Using 2001-2016 Medical Expenditure Panel Surveys (MEPS) data from working adults, a paper by Cawley et al. (2021) find that:
Adults with obesity in the United States compared with those with normal weight experienced higher annual medical care costs by $2,505 or 100%, with costs increasing significantly with class of obesity, from 68.4% for class 1 to 233.6% for class 3. The effects of obesity raised costs in every category of care: inpatient, outpatient, and prescription drugs. Increases in medical expenditures due to obesity were higher for adults covered by public health insurance programs ($2,868) than for those having private health insurance ($2,058). In 2016, the aggregate medical cost due to obesity among adults in the United States was $260.6 billion. The increase in individual-level expenditures due to obesity varied considerably by state (e.g., 24.0% in Florida, 66.4% in New York, and 104.9% in Texas).
The authors used a two-part model of medical cost that separately estimates (i) the probability of 0 spending, and then, (ii) estimated spending levels conditional on having positive medical expenditures during the year.
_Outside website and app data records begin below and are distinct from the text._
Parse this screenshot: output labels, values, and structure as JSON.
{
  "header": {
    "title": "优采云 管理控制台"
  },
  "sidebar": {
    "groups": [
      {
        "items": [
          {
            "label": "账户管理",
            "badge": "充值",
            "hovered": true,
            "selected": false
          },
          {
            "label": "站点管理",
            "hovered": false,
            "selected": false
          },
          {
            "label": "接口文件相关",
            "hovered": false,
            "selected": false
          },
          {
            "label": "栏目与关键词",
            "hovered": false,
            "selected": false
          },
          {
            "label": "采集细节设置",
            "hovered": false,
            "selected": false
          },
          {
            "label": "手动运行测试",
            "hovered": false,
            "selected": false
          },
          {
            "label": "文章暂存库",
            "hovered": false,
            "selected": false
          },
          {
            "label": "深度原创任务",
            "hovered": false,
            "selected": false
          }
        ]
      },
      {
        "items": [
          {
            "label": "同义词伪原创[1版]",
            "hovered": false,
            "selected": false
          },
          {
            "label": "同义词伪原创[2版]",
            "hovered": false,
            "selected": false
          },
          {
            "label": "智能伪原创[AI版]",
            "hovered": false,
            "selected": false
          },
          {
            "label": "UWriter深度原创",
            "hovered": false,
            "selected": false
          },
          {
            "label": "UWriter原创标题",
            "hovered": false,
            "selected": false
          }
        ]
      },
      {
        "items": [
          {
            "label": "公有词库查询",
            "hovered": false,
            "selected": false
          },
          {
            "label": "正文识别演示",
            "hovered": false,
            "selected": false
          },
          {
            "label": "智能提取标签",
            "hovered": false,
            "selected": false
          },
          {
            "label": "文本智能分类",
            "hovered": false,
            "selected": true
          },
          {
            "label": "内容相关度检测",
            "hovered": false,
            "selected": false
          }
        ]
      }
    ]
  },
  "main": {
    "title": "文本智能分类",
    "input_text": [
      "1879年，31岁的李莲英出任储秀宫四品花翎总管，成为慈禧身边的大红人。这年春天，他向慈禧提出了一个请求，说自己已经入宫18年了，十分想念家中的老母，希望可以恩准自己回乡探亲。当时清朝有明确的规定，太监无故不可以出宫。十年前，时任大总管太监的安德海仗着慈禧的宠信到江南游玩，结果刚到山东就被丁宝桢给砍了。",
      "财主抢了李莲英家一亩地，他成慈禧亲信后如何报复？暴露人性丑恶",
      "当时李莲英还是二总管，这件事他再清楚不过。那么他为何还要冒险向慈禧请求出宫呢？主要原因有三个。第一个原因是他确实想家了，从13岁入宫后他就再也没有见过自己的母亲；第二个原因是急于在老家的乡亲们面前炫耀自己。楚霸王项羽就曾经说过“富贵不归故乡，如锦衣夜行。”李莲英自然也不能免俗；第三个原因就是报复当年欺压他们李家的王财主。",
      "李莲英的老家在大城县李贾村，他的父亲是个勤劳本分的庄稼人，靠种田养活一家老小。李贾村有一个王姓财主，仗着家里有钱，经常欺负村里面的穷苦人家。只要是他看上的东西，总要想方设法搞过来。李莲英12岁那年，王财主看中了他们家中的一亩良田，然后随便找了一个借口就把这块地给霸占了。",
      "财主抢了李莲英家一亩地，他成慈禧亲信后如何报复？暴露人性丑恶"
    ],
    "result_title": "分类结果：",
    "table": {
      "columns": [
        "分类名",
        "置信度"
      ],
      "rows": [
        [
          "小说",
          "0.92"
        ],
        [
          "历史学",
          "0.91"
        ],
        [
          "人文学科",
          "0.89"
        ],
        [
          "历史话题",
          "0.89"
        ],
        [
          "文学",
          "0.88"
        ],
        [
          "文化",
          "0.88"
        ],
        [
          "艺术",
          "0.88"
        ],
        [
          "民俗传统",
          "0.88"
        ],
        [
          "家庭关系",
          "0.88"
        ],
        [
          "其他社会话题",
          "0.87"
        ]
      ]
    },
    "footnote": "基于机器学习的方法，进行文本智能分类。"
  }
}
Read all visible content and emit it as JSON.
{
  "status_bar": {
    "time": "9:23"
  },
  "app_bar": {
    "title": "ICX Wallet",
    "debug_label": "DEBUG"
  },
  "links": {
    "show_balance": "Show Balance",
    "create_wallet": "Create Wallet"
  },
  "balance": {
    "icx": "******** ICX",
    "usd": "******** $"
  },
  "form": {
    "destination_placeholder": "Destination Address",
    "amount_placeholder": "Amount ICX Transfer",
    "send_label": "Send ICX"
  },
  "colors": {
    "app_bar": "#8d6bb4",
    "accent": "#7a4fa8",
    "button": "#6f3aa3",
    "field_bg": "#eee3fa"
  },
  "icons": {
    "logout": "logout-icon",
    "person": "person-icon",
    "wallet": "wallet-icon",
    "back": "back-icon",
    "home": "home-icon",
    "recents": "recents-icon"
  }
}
This approach addresses the challenges of a large mass of individuals having $0 cost and having the cost data be right-skewed. Moreover, the authors used an instrumental variables analysis to estimate the causal effect of obesity on outcomes. Specifically, the authors instrument for respondent BMI with the BMI of the individual’s biological child. The logic is that weight is heritability and has a large genetic component.
You can read the full article here.